**What to do:** Find the lines in these entries that include the word "savedInstanceState" and state how many there are, with no other words.

**Records shown:**
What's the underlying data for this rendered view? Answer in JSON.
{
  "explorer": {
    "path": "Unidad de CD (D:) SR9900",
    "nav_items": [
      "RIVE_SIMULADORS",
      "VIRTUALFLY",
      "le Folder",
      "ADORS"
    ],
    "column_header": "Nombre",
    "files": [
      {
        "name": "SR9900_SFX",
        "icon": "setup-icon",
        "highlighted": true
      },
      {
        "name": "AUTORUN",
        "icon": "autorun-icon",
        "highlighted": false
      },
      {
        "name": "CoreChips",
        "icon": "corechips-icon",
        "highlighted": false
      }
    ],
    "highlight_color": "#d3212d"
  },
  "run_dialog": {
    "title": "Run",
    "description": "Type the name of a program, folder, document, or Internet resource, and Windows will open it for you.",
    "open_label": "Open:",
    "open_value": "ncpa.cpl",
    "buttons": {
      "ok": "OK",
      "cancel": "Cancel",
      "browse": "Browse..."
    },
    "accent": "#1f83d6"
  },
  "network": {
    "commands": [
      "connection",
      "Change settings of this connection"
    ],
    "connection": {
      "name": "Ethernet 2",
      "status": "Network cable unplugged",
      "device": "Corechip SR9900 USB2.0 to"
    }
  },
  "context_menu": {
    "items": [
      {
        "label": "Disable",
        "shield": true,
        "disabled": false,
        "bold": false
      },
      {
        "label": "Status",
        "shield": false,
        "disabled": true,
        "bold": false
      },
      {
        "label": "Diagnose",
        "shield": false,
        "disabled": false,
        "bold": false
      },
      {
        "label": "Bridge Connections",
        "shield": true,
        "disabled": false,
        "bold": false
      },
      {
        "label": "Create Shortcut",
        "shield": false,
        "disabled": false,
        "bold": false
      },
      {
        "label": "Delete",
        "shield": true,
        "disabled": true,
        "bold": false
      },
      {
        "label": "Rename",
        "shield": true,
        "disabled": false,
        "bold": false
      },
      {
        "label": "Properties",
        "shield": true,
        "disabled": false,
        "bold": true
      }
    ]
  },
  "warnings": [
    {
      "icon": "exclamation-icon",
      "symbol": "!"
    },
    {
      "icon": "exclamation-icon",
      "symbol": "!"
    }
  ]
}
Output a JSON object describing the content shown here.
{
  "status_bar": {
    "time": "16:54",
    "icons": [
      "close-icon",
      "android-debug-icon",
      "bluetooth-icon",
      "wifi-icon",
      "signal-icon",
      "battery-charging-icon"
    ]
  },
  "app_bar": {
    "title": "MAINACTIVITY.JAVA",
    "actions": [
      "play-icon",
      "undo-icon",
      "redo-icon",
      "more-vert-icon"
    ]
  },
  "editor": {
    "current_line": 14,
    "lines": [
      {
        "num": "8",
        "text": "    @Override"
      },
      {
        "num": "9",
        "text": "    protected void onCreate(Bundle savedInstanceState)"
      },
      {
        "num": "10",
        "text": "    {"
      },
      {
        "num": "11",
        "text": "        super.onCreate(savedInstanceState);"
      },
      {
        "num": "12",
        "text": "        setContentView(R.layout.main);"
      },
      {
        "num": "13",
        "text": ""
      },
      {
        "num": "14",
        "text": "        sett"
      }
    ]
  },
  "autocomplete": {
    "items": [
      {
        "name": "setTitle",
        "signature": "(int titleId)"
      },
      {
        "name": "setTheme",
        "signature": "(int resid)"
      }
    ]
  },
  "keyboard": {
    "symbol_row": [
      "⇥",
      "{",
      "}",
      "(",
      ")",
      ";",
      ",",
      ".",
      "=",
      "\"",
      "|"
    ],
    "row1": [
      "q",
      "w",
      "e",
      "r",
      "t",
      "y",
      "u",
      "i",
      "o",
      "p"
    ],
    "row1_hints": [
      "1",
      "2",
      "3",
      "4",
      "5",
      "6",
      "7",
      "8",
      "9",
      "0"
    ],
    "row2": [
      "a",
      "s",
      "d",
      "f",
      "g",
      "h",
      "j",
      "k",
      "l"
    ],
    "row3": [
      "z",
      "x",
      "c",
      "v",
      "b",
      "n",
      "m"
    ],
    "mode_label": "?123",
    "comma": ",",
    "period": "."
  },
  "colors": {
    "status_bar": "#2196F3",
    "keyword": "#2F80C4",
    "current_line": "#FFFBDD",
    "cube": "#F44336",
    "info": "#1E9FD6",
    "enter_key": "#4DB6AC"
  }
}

**Task output:** 2